Nano: The Spectacular Science of the Very (Very) Small

Image of Nano: The Spectacular Science of the Very (Very) Small
Release Date: 
September 14, 2021
Reviewed by: 

The tall and thin book, Nano: The Spectacular Science of the Very (Very) Small, draws us in with its warm cover of yellow, red, and teal. A small girl with a pointer and pigtails stands on a ball at the bottom. Turn the page and we see yellow endpapers made up of connecting geometric shapes with dots in the centers.

On the next page, the same girl from the cover sits on a red ball connected to five other balls in a pattern, but is it a ball or something else? Finally, on the title page, we see the girl holding a book open to a page with five balls connected together.

“Look around your home. Everything is made out of something.” The art shows the girl sitting in the top floor of a three-story house with the front cut away.

“Something light or something heavy, something strong or something flexible, something smooth or something rough . . .”

The author explains how these materials do different jobs. “A book is made from paper. Stone would be too heavy and glass would be too delicate. Imagine a book made of chocolate . . .  It would melt.”

A microscope is pictured on the next page, with a scientist looking at the tiny girl standing under the lens.

The author describes atoms as tiny building blocks. “Stop: read that last sentence again. It’s a gigantic idea to get your head around, but it’s too important to skip over.”

The art shows molecules for sea salt, water, mountain rock, and cotton.

The next page discusses “over 100 kinds of atoms, and each kind is called an element.”

The opposite page shows the 11 most common elements in the human body, with carbon being a very important one. “There’s carbon all over the world, in every living thing—from daisies to oak trees, beetles to blue whales.”

Carbon makes graphite, and its molecular appearance is shown on the next page, above the girl using pencils to draw.

“Scientists discovered that they could take one layer away from graphite to create a brand-new material, which they called graphene.” The molecular diagram for graphene is shown on the page along with an elephant walking on a tightrope made of graphene. The girl sits in a tree.

“Graphene is a nanomaterial—and it’s just one atom thick.” The girl is sitting on the ball again, but now we realize it is an atom. Graphene is in cell phones!
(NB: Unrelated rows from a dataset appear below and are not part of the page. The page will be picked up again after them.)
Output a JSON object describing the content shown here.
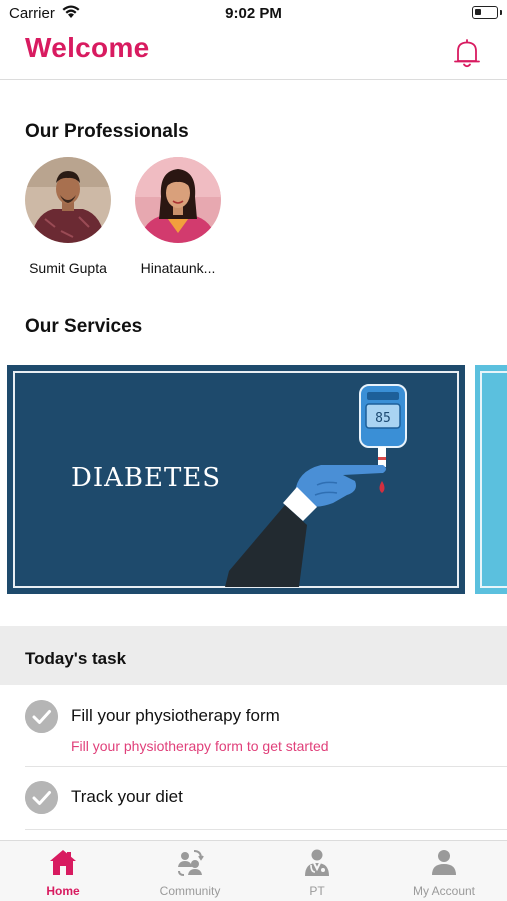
{
  "status_bar": {
    "carrier": "Carrier",
    "time": "9:02 PM"
  },
  "header": {
    "title": "Welcome"
  },
  "professionals": {
    "title": "Our Professionals",
    "items": [
      {
        "name": "Sumit Gupta"
      },
      {
        "name": "Hinataunk..."
      }
    ]
  },
  "services": {
    "title": "Our Services",
    "items": [
      {
        "label": "DIABETES",
        "meter_reading": "85"
      }
    ]
  },
  "tasks": {
    "title": "Today's task",
    "items": [
      {
        "title": "Fill your physiotherapy form",
        "subtitle": "Fill your physiotherapy form to get started"
      },
      {
        "title": "Track your diet"
      }
    ]
  },
  "tabbar": {
    "items": [
      {
        "label": "Home",
        "icon": "home-icon",
        "active": true
      },
      {
        "label": "Community",
        "icon": "community-icon"
      },
      {
        "label": "PT",
        "icon": "doctor-icon"
      },
      {
        "label": "My Account",
        "icon": "user-icon"
      }
    ]
  },
  "colors": {
    "brand": "#d81b60",
    "service_card": "#1e4a6c",
    "inactive_tab": "#9a9a9a"
  }
}
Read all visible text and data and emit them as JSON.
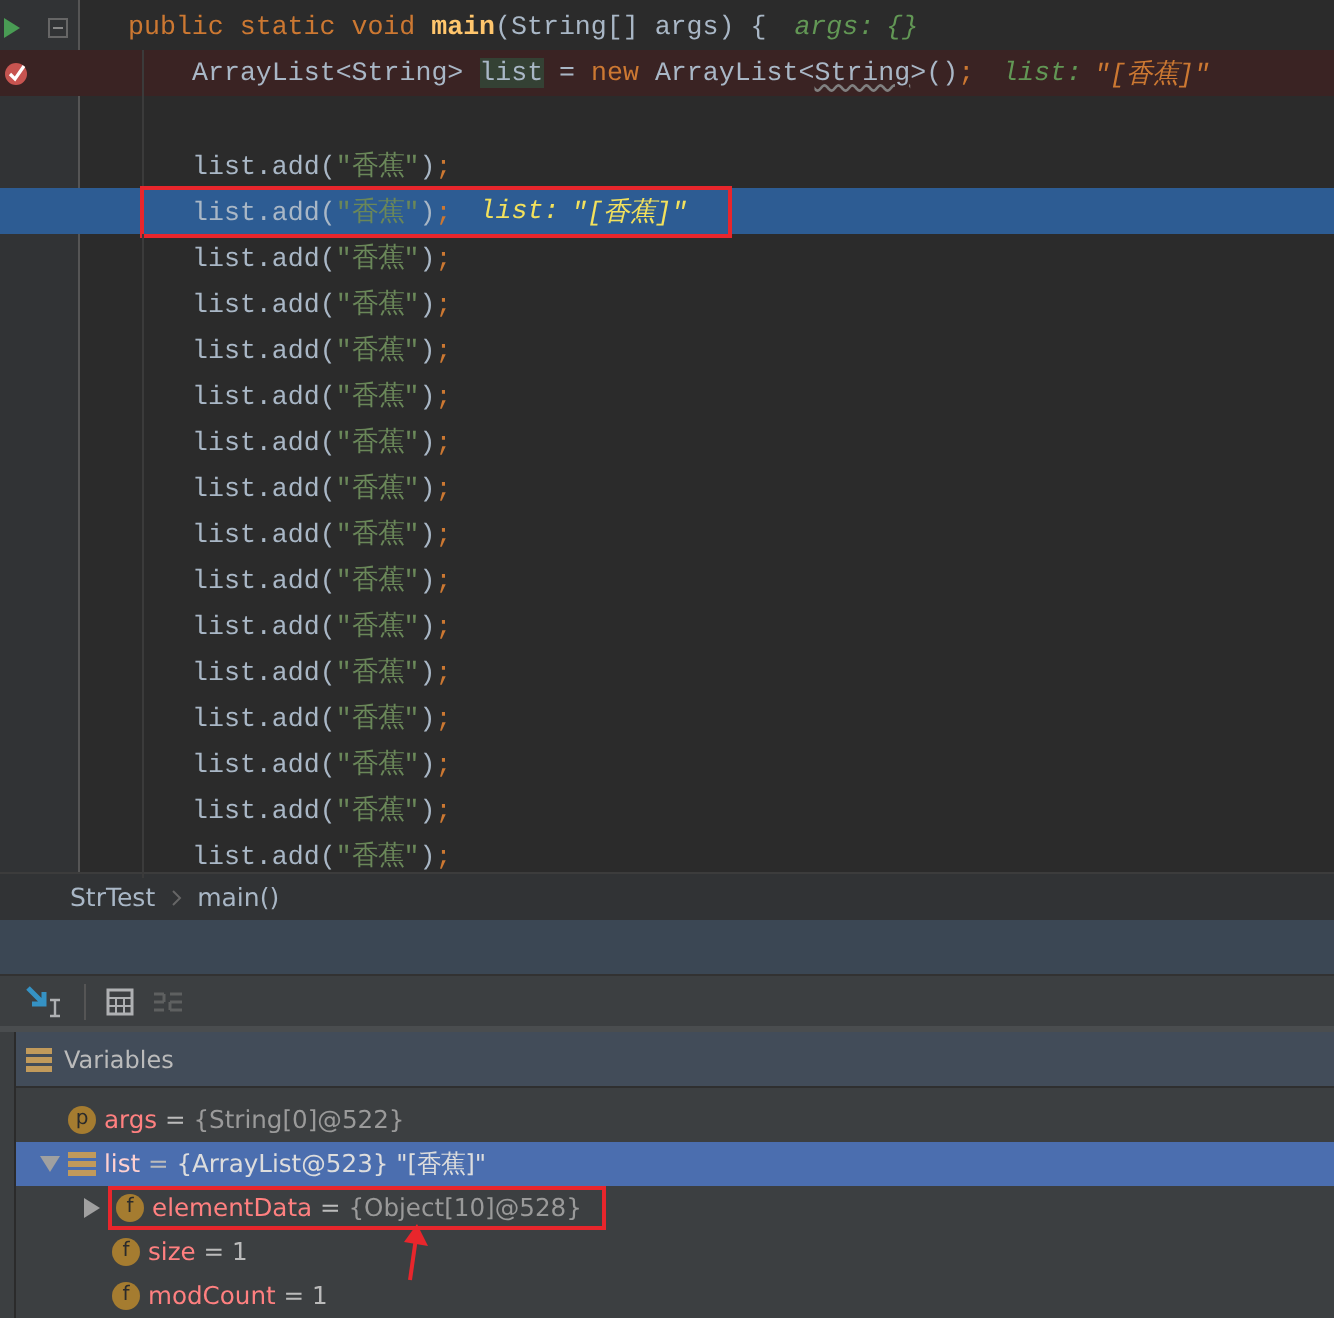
{
  "editor": {
    "method": {
      "header": {
        "segments": [
          {
            "kind": "keyword",
            "text": "public static void "
          },
          {
            "kind": "method",
            "text": "main"
          },
          {
            "kind": "plain",
            "text": "(String[] args) {"
          }
        ],
        "hint": {
          "label": "args:",
          "value": "{}",
          "kind": "object"
        }
      },
      "body": [
        {
          "breakpoint": true,
          "current": false,
          "boxed": false,
          "segments": [
            {
              "kind": "plain",
              "text": "ArrayList<String> "
            },
            {
              "kind": "usage",
              "text": "list"
            },
            {
              "kind": "plain",
              "text": " = "
            },
            {
              "kind": "keyword",
              "text": "new "
            },
            {
              "kind": "plain",
              "text": "ArrayList<"
            },
            {
              "kind": "warning",
              "text": "String"
            },
            {
              "kind": "plain",
              "text": ">()"
            },
            {
              "kind": "punct",
              "text": ";"
            }
          ],
          "hint": {
            "label": "list:",
            "value": "\"[香蕉]\"",
            "kind": "string"
          }
        },
        {
          "breakpoint": false,
          "current": false,
          "boxed": false
        },
        {
          "breakpoint": false,
          "current": false,
          "boxed": false,
          "segments": [
            {
              "kind": "plain",
              "text": "list.add("
            },
            {
              "kind": "string",
              "text": "\"香蕉\""
            },
            {
              "kind": "plain",
              "text": ")"
            },
            {
              "kind": "punct",
              "text": ";"
            }
          ]
        },
        {
          "breakpoint": false,
          "current": true,
          "boxed": true,
          "segments": [
            {
              "kind": "plain",
              "text": "list.add("
            },
            {
              "kind": "string",
              "text": "\"香蕉\""
            },
            {
              "kind": "plain",
              "text": ")"
            },
            {
              "kind": "punct",
              "text": ";"
            }
          ],
          "hint": {
            "label": "list:",
            "value": "\"[香蕉]\"",
            "kind": "string"
          }
        },
        {
          "breakpoint": false,
          "current": false,
          "boxed": false,
          "segments": [
            {
              "kind": "plain",
              "text": "list.add("
            },
            {
              "kind": "string",
              "text": "\"香蕉\""
            },
            {
              "kind": "plain",
              "text": ")"
            },
            {
              "kind": "punct",
              "text": ";"
            }
          ]
        },
        {
          "breakpoint": false,
          "current": false,
          "boxed": false,
          "segments": [
            {
              "kind": "plain",
              "text": "list.add("
            },
            {
              "kind": "string",
              "text": "\"香蕉\""
            },
            {
              "kind": "plain",
              "text": ")"
            },
            {
              "kind": "punct",
              "text": ";"
            }
          ]
        },
        {
          "breakpoint": false,
          "current": false,
          "boxed": false,
          "segments": [
            {
              "kind": "plain",
              "text": "list.add("
            },
            {
              "kind": "string",
              "text": "\"香蕉\""
            },
            {
              "kind": "plain",
              "text": ")"
            },
            {
              "kind": "punct",
              "text": ";"
            }
          ]
        },
        {
          "breakpoint": false,
          "current": false,
          "boxed": false,
          "segments": [
            {
              "kind": "plain",
              "text": "list.add("
            },
            {
              "kind": "string",
              "text": "\"香蕉\""
            },
            {
              "kind": "plain",
              "text": ")"
            },
            {
              "kind": "punct",
              "text": ";"
            }
          ]
        },
        {
          "breakpoint": false,
          "current": false,
          "boxed": false,
          "segments": [
            {
              "kind": "plain",
              "text": "list.add("
            },
            {
              "kind": "string",
              "text": "\"香蕉\""
            },
            {
              "kind": "plain",
              "text": ")"
            },
            {
              "kind": "punct",
              "text": ";"
            }
          ]
        },
        {
          "breakpoint": false,
          "current": false,
          "boxed": false,
          "segments": [
            {
              "kind": "plain",
              "text": "list.add("
            },
            {
              "kind": "string",
              "text": "\"香蕉\""
            },
            {
              "kind": "plain",
              "text": ")"
            },
            {
              "kind": "punct",
              "text": ";"
            }
          ]
        },
        {
          "breakpoint": false,
          "current": false,
          "boxed": false,
          "segments": [
            {
              "kind": "plain",
              "text": "list.add("
            },
            {
              "kind": "string",
              "text": "\"香蕉\""
            },
            {
              "kind": "plain",
              "text": ")"
            },
            {
              "kind": "punct",
              "text": ";"
            }
          ]
        },
        {
          "breakpoint": false,
          "current": false,
          "boxed": false,
          "segments": [
            {
              "kind": "plain",
              "text": "list.add("
            },
            {
              "kind": "string",
              "text": "\"香蕉\""
            },
            {
              "kind": "plain",
              "text": ")"
            },
            {
              "kind": "punct",
              "text": ";"
            }
          ]
        },
        {
          "breakpoint": false,
          "current": false,
          "boxed": false,
          "segments": [
            {
              "kind": "plain",
              "text": "list.add("
            },
            {
              "kind": "string",
              "text": "\"香蕉\""
            },
            {
              "kind": "plain",
              "text": ")"
            },
            {
              "kind": "punct",
              "text": ";"
            }
          ]
        },
        {
          "breakpoint": false,
          "current": false,
          "boxed": false,
          "segments": [
            {
              "kind": "plain",
              "text": "list.add("
            },
            {
              "kind": "string",
              "text": "\"香蕉\""
            },
            {
              "kind": "plain",
              "text": ")"
            },
            {
              "kind": "punct",
              "text": ";"
            }
          ]
        },
        {
          "breakpoint": false,
          "current": false,
          "boxed": false,
          "segments": [
            {
              "kind": "plain",
              "text": "list.add("
            },
            {
              "kind": "string",
              "text": "\"香蕉\""
            },
            {
              "kind": "plain",
              "text": ")"
            },
            {
              "kind": "punct",
              "text": ";"
            }
          ]
        },
        {
          "breakpoint": false,
          "current": false,
          "boxed": false,
          "segments": [
            {
              "kind": "plain",
              "text": "list.add("
            },
            {
              "kind": "string",
              "text": "\"香蕉\""
            },
            {
              "kind": "plain",
              "text": ")"
            },
            {
              "kind": "punct",
              "text": ";"
            }
          ]
        },
        {
          "breakpoint": false,
          "current": false,
          "boxed": false,
          "segments": [
            {
              "kind": "plain",
              "text": "list.add("
            },
            {
              "kind": "string",
              "text": "\"香蕉\""
            },
            {
              "kind": "plain",
              "text": ")"
            },
            {
              "kind": "punct",
              "text": ";"
            }
          ]
        },
        {
          "breakpoint": false,
          "current": false,
          "boxed": false,
          "segments": [
            {
              "kind": "plain",
              "text": "list.add("
            },
            {
              "kind": "string",
              "text": "\"香蕉\""
            },
            {
              "kind": "plain",
              "text": ")"
            },
            {
              "kind": "punct",
              "text": ";"
            }
          ]
        }
      ]
    }
  },
  "breadcrumbs": [
    {
      "text": "StrTest"
    },
    {
      "text": "main()"
    }
  ],
  "variables": {
    "title": "Variables",
    "items": [
      {
        "kind": "param",
        "badge": "p",
        "name": "args",
        "operator": "=",
        "value": "{String[0]@522}",
        "selected": false,
        "boxed": false
      },
      {
        "kind": "local",
        "name": "list",
        "operator": "=",
        "value": "{ArrayList@523}",
        "summary": "\"[香蕉]\"",
        "selected": true,
        "boxed": false,
        "expanded": true,
        "children": [
          {
            "kind": "field",
            "badge": "f",
            "name": "elementData",
            "operator": "=",
            "value": "{Object[10]@528}",
            "selected": false,
            "boxed": true,
            "expanded": false
          },
          {
            "kind": "field",
            "badge": "f",
            "name": "size",
            "operator": "=",
            "value": "1",
            "selected": false,
            "boxed": false
          },
          {
            "kind": "field",
            "badge": "f",
            "name": "modCount",
            "operator": "=",
            "value": "1",
            "selected": false,
            "boxed": false
          }
        ]
      }
    ]
  }
}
“Scientists are working to make sieves with nanosize(d) holes, small enough to trap even the tiniest specks of salt and dirt.” Nano computer chips could help blind people see. “As you read this book, they (scientists) are conducting experiments, making some not-so-nano mistakes and discovering more about atoms.”

The last page is a shout-out to girls everywhere to become scientists.

Back matter includes info about chemists, physicists, engineers, microscopes, and spectroscopy. Finally, there is a short index.

From a design standpoint, the book is outstanding. Castrillón uses earthy designs with plants and water incorporated into the art. The girl shows up on nearly every page.  All pages have a matte finish with a retro feel of primary colors on a cream background. The text stays black throughout.

The science is interesting, and the concept is understood after multiple readings. The punctuation is creative in places, but otherwise the book is a charmer. Some girls (and boys) might want to pursue such an abstract concept as nanoscience, simplified by a female scientist, author Dr. Jess Wade.